What you have to do: Repeat each record below exactly as it is written.

Records:
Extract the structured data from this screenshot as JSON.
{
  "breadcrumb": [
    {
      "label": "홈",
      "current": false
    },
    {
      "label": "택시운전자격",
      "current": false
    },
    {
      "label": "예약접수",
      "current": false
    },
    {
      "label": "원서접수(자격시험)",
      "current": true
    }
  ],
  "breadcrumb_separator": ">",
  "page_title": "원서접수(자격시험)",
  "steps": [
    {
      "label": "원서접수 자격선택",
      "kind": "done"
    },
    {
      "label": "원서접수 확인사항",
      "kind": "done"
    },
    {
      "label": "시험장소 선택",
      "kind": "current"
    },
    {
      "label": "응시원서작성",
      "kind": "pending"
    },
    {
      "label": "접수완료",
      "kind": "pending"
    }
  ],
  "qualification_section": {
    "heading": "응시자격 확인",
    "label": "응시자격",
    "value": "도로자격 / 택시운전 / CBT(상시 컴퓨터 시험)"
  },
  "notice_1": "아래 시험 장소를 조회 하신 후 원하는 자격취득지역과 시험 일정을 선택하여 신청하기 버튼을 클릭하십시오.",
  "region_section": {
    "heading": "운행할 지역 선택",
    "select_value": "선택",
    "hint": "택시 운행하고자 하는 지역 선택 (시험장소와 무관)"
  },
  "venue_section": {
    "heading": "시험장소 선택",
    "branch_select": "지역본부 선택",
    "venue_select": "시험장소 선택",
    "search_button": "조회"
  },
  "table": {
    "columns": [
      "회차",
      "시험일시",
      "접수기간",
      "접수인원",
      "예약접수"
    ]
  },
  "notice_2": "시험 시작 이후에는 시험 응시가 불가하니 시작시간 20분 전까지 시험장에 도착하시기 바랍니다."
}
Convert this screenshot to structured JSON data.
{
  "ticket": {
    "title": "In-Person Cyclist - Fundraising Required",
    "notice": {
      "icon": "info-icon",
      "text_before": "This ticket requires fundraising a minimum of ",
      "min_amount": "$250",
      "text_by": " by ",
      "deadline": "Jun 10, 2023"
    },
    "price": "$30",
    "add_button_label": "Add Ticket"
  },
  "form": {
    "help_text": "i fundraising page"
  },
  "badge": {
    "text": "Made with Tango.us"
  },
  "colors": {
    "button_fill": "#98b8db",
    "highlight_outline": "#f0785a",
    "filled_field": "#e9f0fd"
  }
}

Solution to the exercise:
Extract the structured data from this screenshot as JSON.
{
  "breadcrumb": [
    {
      "label": "홈",
      "current": false
    },
    {
      "label": "택시운전자격",
      "current": false
    },
    {
      "label": "예약접수",
      "current": false
    },
    {
      "label": "원서접수(자격시험)",
      "current": true
    }
  ],
  "breadcrumb_separator": ">",
  "page_title": "원서접수(자격시험)",
  "steps": [
    {
      "label": "원서접수 자격선택",
      "kind": "done"
    },
    {
      "label": "원서접수 확인사항",
      "kind": "done"
    },
    {
      "label": "시험장소 선택",
      "kind": "current"
    },
    {
      "label": "응시원서작성",
      "kind": "pending"
    },
    {
      "label": "접수완료",
      "kind": "pending"
    }
  ],
  "qualification_section": {
    "heading": "응시자격 확인",
    "label": "응시자격",
    "value": "도로자격 / 택시운전 / CBT(상시 컴퓨터 시험)"
  },
  "notice_1": "아래 시험 장소를 조회 하신 후 원하는 자격취득지역과 시험 일정을 선택하여 신청하기 버튼을 클릭하십시오.",
  "region_section": {
    "heading": "운행할 지역 선택",
    "select_value": "선택",
    "hint": "택시 운행하고자 하는 지역 선택 (시험장소와 무관)"
  },
  "venue_section": {
    "heading": "시험장소 선택",
    "branch_select": "지역본부 선택",
    "venue_select": "시험장소 선택",
    "search_button": "조회"
  },
  "table": {
    "columns": [
      "회차",
      "시험일시",
      "접수기간",
      "접수인원",
      "예약접수"
    ]
  },
  "notice_2": "시험 시작 이후에는 시험 응시가 불가하니 시작시간 20분 전까지 시험장에 도착하시기 바랍니다."
}
Convert this screenshot to structured JSON data.
{
  "ticket": {
    "title": "In-Person Cyclist - Fundraising Required",
    "notice": {
      "icon": "info-icon",
      "text_before": "This ticket requires fundraising a minimum of ",
      "min_amount": "$250",
      "text_by": " by ",
      "deadline": "Jun 10, 2023"
    },
    "price": "$30",
    "add_button_label": "Add Ticket"
  },
  "form": {
    "help_text": "i fundraising page"
  },
  "badge": {
    "text": "Made with Tango.us"
  },
  "colors": {
    "button_fill": "#98b8db",
    "highlight_outline": "#f0785a",
    "filled_field": "#e9f0fd"
  }
}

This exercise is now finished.